Hairy Nose Month
I have just been trimming my moustache. It is extremely handsome, blonde, and hanging down below my chin, fixed on with a doubled over sticky label. I practiced in the bathroom, and reckon it will stay on long enough to explain to each school why I have hairy nose on.
May is ‘hairy Nose Month’, when everyone is encouraged to ‘wear whiskers for wildlife’ to raise money for endangered furry creatures. In my case, this year, it’s the northern hairy nosed wombats, and my proceeds from The Hairy Nosed Wombats Find a New Home with Sue Degenarro will be going to The Wombat Foundation (www.wombatfoundation.com.au) to help with research projects, like the northern hairy nosed census using DNA testing.
Back in the 1980s there were only 35 Northern hairy nosed wombats in the world, and nearly two thirds were male, and elderly. It seemed like the northern hairy noses were doomed.
But volunteers raised money to enclose their home in central QLD, to keep out predators, and to put in feed and water stations. We also raise money to study hairy nosed wombats.

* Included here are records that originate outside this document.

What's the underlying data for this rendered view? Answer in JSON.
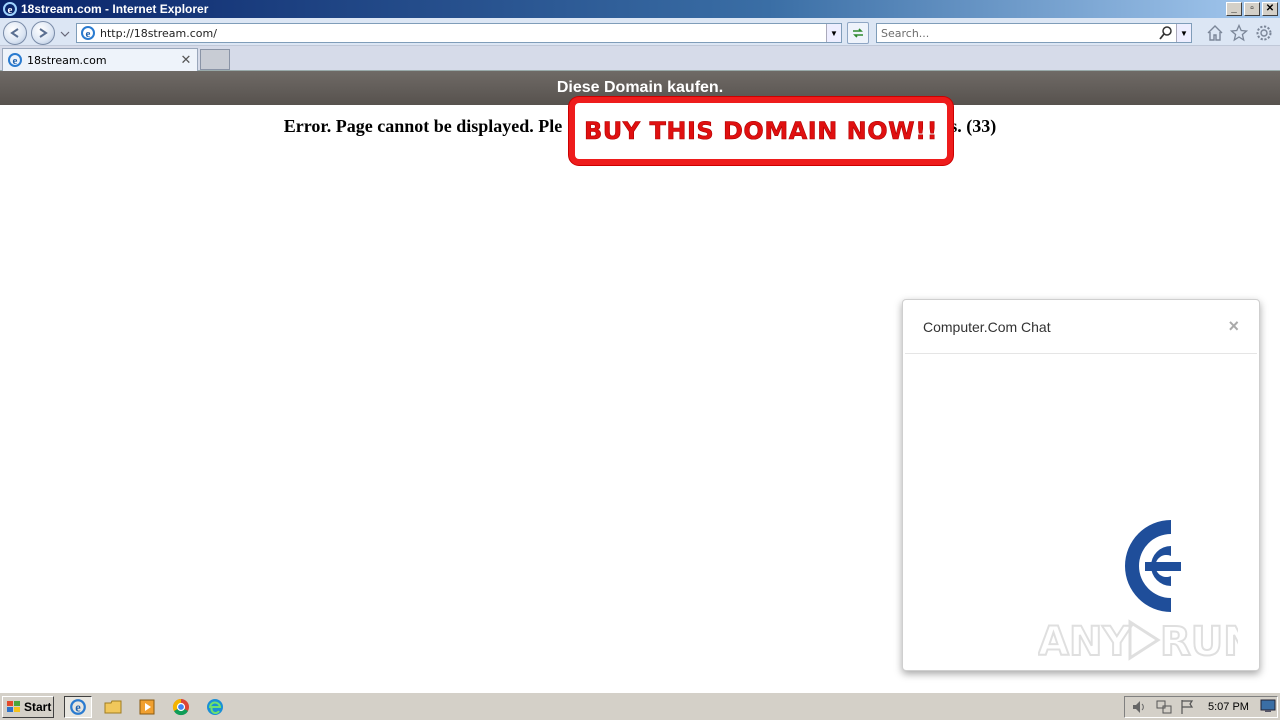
{
  "window": {
    "title": "18stream.com - Internet Explorer"
  },
  "toolbar": {
    "url": "http://18stream.com/",
    "search_placeholder": "Search..."
  },
  "tabs": [
    {
      "label": "18stream.com"
    }
  ],
  "page": {
    "banner": "Diese Domain kaufen.",
    "error_message": "Error. Page cannot be displayed. Ple",
    "error_tail": "ds. (33)",
    "buy_text": "BUY THIS DOMAIN NOW!!"
  },
  "chat": {
    "title": "Computer.Com Chat",
    "close": "×"
  },
  "taskbar": {
    "start_label": "Start",
    "clock": "5:07 PM"
  },
  "colors": {
    "accent_red": "#ee1c1c",
    "banner_gray": "#625d59",
    "logo_blue": "#1f4e9a"
  },
  "icons": [
    "ie-icon",
    "back-icon",
    "forward-icon",
    "refresh-icon",
    "search-icon",
    "home-icon",
    "favorites-icon",
    "gear-icon",
    "folder-icon",
    "media-icon",
    "chrome-icon",
    "edge-icon",
    "volume-icon",
    "network-icon",
    "flag-icon"
  ]
}
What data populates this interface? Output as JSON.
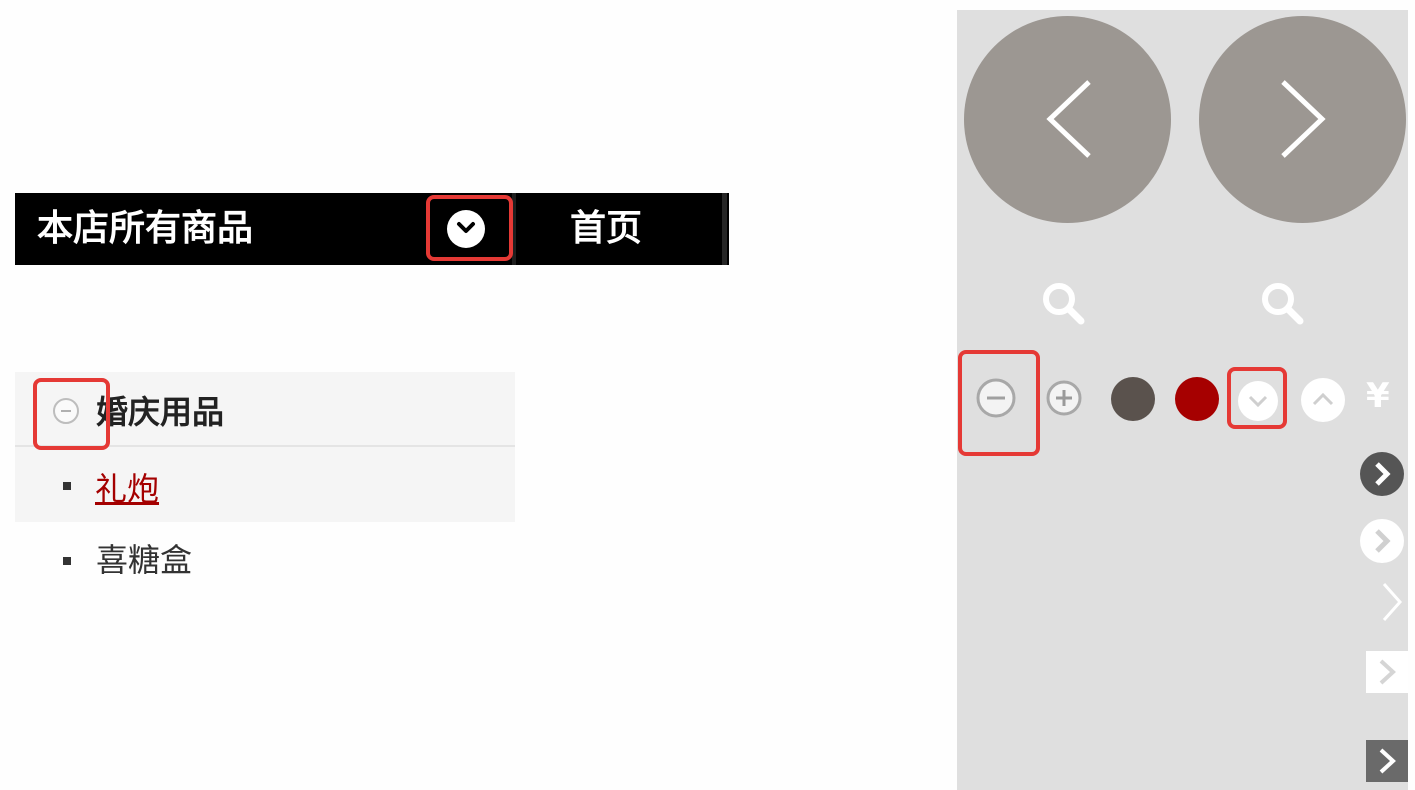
{
  "navbar": {
    "title": "本店所有商品",
    "home_label": "首页",
    "dropdown_icon": "chevron-down-circle-icon"
  },
  "category": {
    "label": "婚庆用品",
    "items": [
      {
        "label": "礼炮",
        "active": true
      },
      {
        "label": "喜糖盒",
        "active": false
      }
    ]
  },
  "sprite": {
    "yen_symbol": "¥",
    "icons": [
      "arrow-left-circle-icon",
      "arrow-right-circle-icon",
      "search-icon",
      "search-icon",
      "minus-circle-icon",
      "plus-circle-icon",
      "dark-dot-icon",
      "red-dot-icon",
      "chevron-down-circle-icon",
      "chevron-up-circle-icon",
      "yen-icon",
      "chevron-right-circle-icon",
      "chevron-right-icon",
      "chevron-right-square-icon"
    ]
  },
  "colors": {
    "nav_bg": "#000000",
    "highlight": "#e53935",
    "active_link": "#a40000",
    "sprite_bg": "#dfdfdf",
    "circle_gray": "#9c9792",
    "dark_dot": "#5a524d",
    "red_dot": "#a60000"
  }
}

Now there are about 200 northern hairy noses. They are still more critically endangered than the panda, but there is a good chance that their population will keep on growing.
The Hairy Nosed Wombats Find a New Home is the almost true story of how the northern hairy noses found a second home, at the Richard Underwood Reserve. Now there are plans to find a third home for hairy noses.
It is a good news story for endangered species. It shows that if enough people care we can save endangered species, just by giving them a safe place to live. Up at Epping the hairy noses are doing what wombats do best: at, digging, and creating baby wombats.
If you’d like to know more about northern hairy noses, or help raise money for them, go to www.wombatfoundation.com.au Send in photos of you and your friends wearing whiskers- the best wins a cop of the book.
Or choose your own favourite whiskery wildlife, and this month, wear whiskers for them.